» **Your objective**:
How many lines in these records hold the string "registered"? Reply with the number alone.

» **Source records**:
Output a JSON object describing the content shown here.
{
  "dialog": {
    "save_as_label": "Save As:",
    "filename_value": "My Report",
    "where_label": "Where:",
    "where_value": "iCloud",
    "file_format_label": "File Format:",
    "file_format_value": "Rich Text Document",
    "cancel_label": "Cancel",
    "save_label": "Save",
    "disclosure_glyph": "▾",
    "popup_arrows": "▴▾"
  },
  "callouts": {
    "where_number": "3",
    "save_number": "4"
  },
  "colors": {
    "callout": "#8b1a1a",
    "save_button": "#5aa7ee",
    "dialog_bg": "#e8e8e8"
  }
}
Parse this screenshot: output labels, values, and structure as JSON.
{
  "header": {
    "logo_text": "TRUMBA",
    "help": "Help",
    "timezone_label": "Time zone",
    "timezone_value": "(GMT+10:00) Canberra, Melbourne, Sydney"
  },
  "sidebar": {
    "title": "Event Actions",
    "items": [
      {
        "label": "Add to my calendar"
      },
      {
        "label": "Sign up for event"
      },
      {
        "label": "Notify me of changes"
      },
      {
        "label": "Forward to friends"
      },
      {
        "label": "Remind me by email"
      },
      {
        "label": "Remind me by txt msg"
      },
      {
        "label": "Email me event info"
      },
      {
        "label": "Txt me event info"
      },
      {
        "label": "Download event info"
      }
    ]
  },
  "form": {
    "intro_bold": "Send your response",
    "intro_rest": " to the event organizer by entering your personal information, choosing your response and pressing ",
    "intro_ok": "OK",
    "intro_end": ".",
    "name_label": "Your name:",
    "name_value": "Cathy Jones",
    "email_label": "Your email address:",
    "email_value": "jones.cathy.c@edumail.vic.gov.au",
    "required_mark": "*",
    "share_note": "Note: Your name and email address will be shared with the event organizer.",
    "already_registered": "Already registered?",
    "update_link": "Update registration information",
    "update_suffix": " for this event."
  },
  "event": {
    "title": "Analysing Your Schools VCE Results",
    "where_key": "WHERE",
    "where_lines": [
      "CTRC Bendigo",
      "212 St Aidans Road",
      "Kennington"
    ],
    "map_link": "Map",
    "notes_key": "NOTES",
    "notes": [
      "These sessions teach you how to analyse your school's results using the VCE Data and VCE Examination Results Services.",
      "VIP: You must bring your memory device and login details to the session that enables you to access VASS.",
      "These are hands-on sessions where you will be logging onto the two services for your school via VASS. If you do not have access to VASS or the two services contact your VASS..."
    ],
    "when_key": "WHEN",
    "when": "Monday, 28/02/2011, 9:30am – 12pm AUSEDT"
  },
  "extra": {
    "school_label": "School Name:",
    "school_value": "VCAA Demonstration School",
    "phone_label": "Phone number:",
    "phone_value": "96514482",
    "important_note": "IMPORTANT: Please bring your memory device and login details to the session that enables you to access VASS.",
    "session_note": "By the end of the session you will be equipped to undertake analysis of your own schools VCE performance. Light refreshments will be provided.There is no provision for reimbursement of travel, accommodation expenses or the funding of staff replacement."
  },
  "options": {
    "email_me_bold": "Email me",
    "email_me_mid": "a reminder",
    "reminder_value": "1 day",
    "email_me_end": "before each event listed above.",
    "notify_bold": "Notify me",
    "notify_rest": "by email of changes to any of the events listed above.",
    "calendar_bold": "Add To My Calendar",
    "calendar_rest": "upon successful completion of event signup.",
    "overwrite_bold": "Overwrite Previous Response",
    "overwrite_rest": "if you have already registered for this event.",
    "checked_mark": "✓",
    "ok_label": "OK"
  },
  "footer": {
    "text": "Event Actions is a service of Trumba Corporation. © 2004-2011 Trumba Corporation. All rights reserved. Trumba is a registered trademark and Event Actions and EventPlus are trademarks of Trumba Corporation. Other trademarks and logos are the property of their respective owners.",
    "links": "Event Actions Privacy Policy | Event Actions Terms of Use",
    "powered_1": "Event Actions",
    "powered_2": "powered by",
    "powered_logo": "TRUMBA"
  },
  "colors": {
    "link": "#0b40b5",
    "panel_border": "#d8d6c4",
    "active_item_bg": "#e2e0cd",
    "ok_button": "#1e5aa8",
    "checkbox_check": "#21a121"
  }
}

» **Output below**:
3